British PM Theresa May has announced that the UK will expel 23 Russian diplomats after Moscow refused to explain how a Russian-made nerve agent was used on former spy Sergei Skripal in Salisbury.
She said the diplomats, who have a week to leave, were identified as “undeclared intelligence officers”.
Theresa May also revoked an invitation to Russia’s foreign minister, and said the Royal Family would not attend the FIFA World Cup in Russia later this year.
Moscow denies attempted murder and says it will respond appropriately.
Addressing the UN Security Council, the UK said Russia had used “a weapon so horrific that it is banned in war”.
UK’s deputy UN ambassador, Jonathan Allen, accused Russia of breaking its obligations under the Convention on the Prohibition of Chemical Weapons.
He said he had heard the threats from Russia but that the UK would not be deterred.
In response Russia’s ambassador to the UN, Vasily Nebenzya, denied his country’s involvement in the attack and demanded “material proof” from Britain to support its charge.

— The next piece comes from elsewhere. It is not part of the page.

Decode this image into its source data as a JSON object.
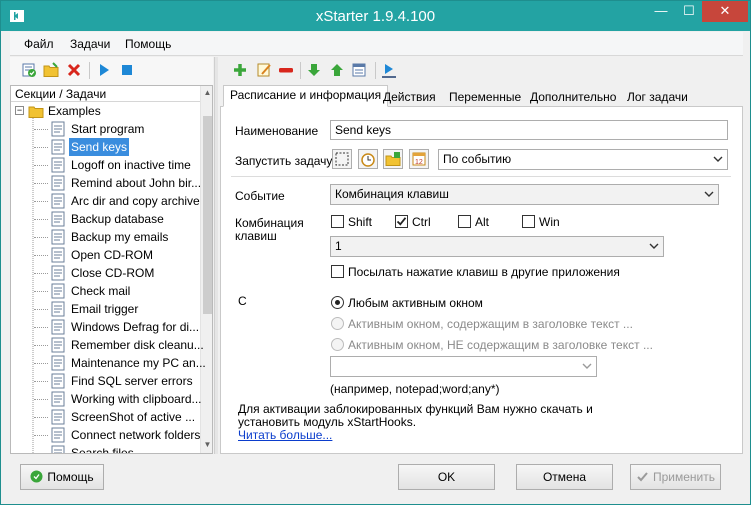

The US ambassador Nikki Haley said Washington stood in “absolute solidarity” with the UK, citing the “special relationship” between the two countries.

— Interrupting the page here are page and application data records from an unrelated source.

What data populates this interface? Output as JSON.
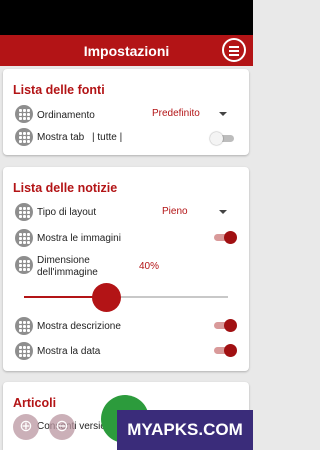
{
  "app_bar": {
    "title": "Impostazioni",
    "icon": "menu-icon"
  },
  "sources": {
    "title": "Lista delle fonti",
    "sort_label": "Ordinamento",
    "sort_value": "Predefinito",
    "show_tab_label": "Mostra tab",
    "show_tab_value": "| tutte |",
    "show_tab_on": false
  },
  "news": {
    "title": "Lista delle notizie",
    "layout_label": "Tipo di layout",
    "layout_value": "Pieno",
    "show_images_label": "Mostra le immagini",
    "show_images_on": true,
    "image_size_label_line1": "Dimensione",
    "image_size_label_line2": "dell'immagine",
    "image_size_value": "40%",
    "image_size_level": 0.4,
    "show_description_label": "Mostra descrizione",
    "show_description_on": true,
    "show_date_label": "Mostra la data",
    "show_date_on": true
  },
  "articles": {
    "title": "Articoli",
    "allow_label": "Consenti versio"
  },
  "overlay": {
    "fab_icon": "chevron-down-icon",
    "zoom_in_icon": "zoom-in-icon",
    "zoom_out_icon": "zoom-out-icon",
    "watermark": "MYAPKS.COM"
  },
  "colors": {
    "accent": "#b31416",
    "fab": "#2c9b3c",
    "watermark_bg": "#3a2c7a"
  }
}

The mass expulsion is the largest since 31 were ordered out in 1985 after double agent Oleg Gordievsky defected.
Former spy Sergei Skripal, 66, and his daughter, Yulia Skripal, 33, remain critically ill in hospital after being found slumped on a bench on March 4.

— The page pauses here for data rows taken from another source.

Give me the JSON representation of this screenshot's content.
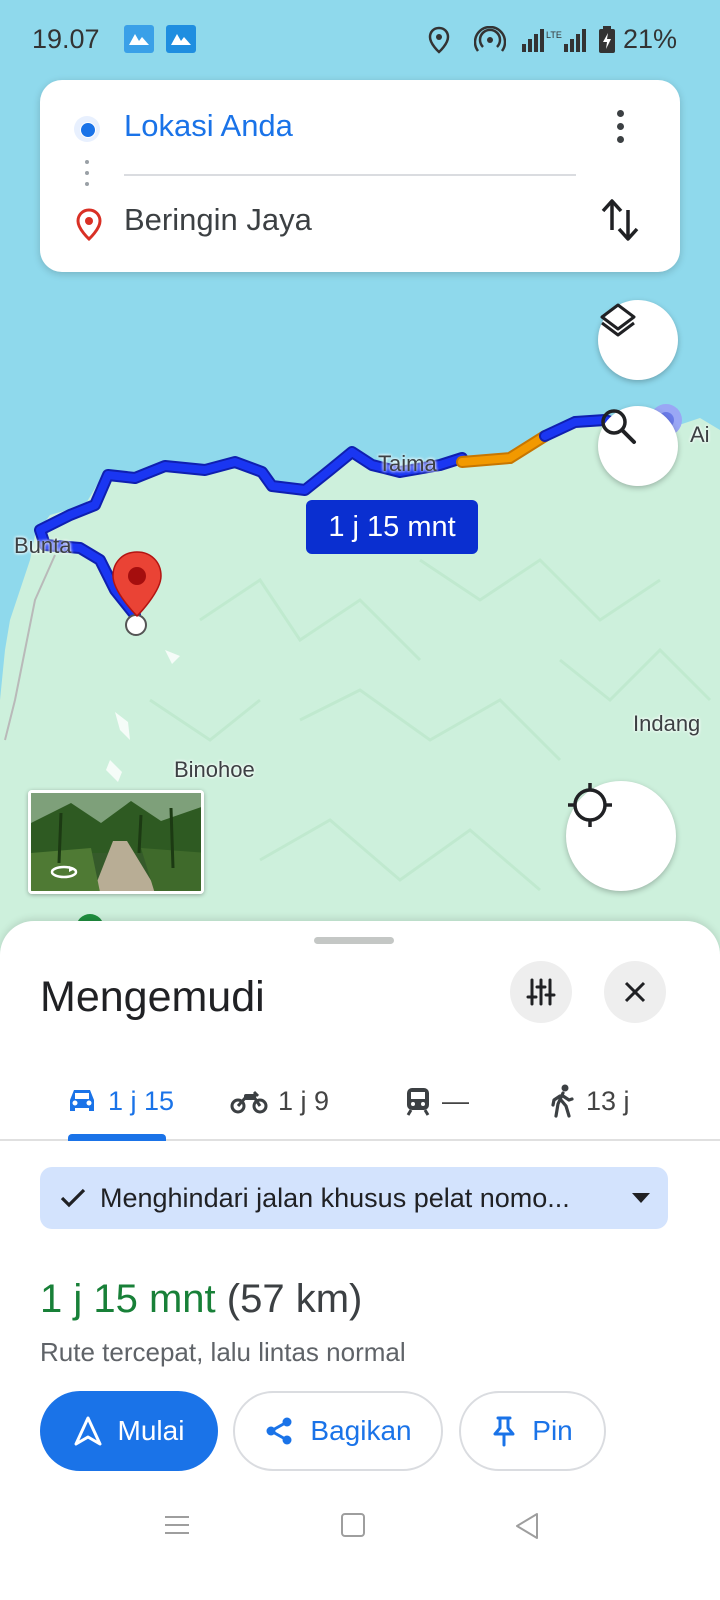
{
  "status_bar": {
    "time": "19.07",
    "battery": "21%",
    "icons": [
      "app-icon",
      "app-icon",
      "location-icon",
      "hotspot-icon",
      "signal-icon",
      "battery-charging-icon"
    ]
  },
  "directions": {
    "origin": "Lokasi Anda",
    "destination": "Beringin Jaya"
  },
  "map": {
    "eta_chip": "1 j 15 mnt",
    "labels": {
      "taima": "Taima",
      "bunta": "Bunta",
      "binohoe": "Binohoe",
      "indang": "Indang",
      "edge": "Ai"
    },
    "route_colors": {
      "route": "#1a36f2",
      "traffic": "#f29900"
    }
  },
  "sheet": {
    "title": "Mengemudi",
    "modes": [
      {
        "icon": "car-icon",
        "label": "1 j 15"
      },
      {
        "icon": "motorcycle-icon",
        "label": "1 j 9"
      },
      {
        "icon": "transit-icon",
        "label": "—"
      },
      {
        "icon": "walk-icon",
        "label": "13 j"
      }
    ],
    "avoid_text": "Menghindari jalan khusus pelat nomo...",
    "route_duration": "1 j 15 mnt",
    "route_distance": "(57 km)",
    "route_sub": "Rute tercepat, lalu lintas normal",
    "buttons": {
      "start": "Mulai",
      "share": "Bagikan",
      "pin": "Pin"
    }
  },
  "colors": {
    "accent": "#1a73e8",
    "duration_green": "#188038",
    "water": "#8fd9ec",
    "land": "#cdf0dc"
  }
}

Russia refused to meet Theresa May’s midnight deadline to co-operate in the case, prompting her to announce a series of measures intended to send a “clear message” to Russia: expelling 23 diplomats; increasing checks on private flights, customs and freight; freezing Russian state assets where there is evidence they may be used to threaten the life or property of UK nationals or residents; ministers and the Royal Family boycotting the FIFA World Cup in Russia later this year; suspending all planned high-level bilateral contacts between the UK and Russia and planning to consider new laws to increase defenses against “hostile state activity”.